(Exercise data begins)

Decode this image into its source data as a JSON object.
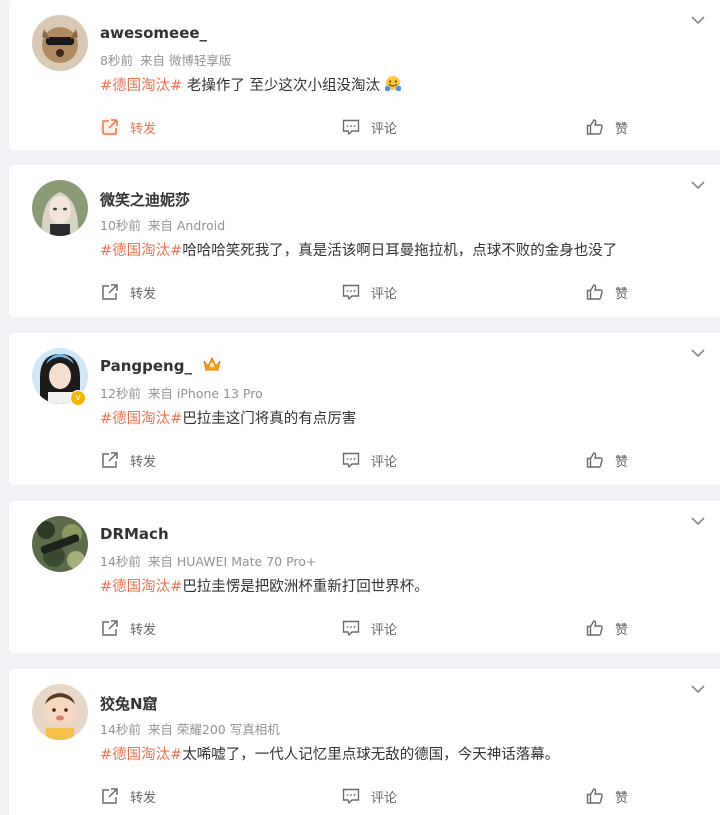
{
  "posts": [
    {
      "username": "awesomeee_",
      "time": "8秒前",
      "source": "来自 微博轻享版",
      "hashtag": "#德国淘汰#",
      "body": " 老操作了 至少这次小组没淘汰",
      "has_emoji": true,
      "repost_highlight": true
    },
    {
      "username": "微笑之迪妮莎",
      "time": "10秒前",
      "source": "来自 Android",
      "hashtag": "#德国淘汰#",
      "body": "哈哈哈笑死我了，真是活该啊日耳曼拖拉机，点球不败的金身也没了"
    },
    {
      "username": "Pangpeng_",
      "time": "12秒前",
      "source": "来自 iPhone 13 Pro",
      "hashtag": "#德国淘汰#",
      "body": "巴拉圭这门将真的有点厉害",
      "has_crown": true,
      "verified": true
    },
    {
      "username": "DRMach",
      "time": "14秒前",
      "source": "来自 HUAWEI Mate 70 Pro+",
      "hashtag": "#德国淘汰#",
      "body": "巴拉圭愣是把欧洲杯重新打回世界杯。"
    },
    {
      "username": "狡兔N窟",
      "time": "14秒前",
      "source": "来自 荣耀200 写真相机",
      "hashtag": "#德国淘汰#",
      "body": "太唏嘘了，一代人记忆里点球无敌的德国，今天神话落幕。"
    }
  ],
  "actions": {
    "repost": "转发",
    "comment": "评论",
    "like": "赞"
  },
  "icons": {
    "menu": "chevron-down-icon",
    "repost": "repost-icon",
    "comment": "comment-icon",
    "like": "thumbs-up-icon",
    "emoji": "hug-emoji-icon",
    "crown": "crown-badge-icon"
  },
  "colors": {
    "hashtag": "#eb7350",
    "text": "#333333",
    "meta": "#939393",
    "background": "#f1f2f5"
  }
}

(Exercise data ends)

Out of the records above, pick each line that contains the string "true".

      "has_emoji": true,
      "repost_highlight": true
      "has_crown": true,
      "verified": true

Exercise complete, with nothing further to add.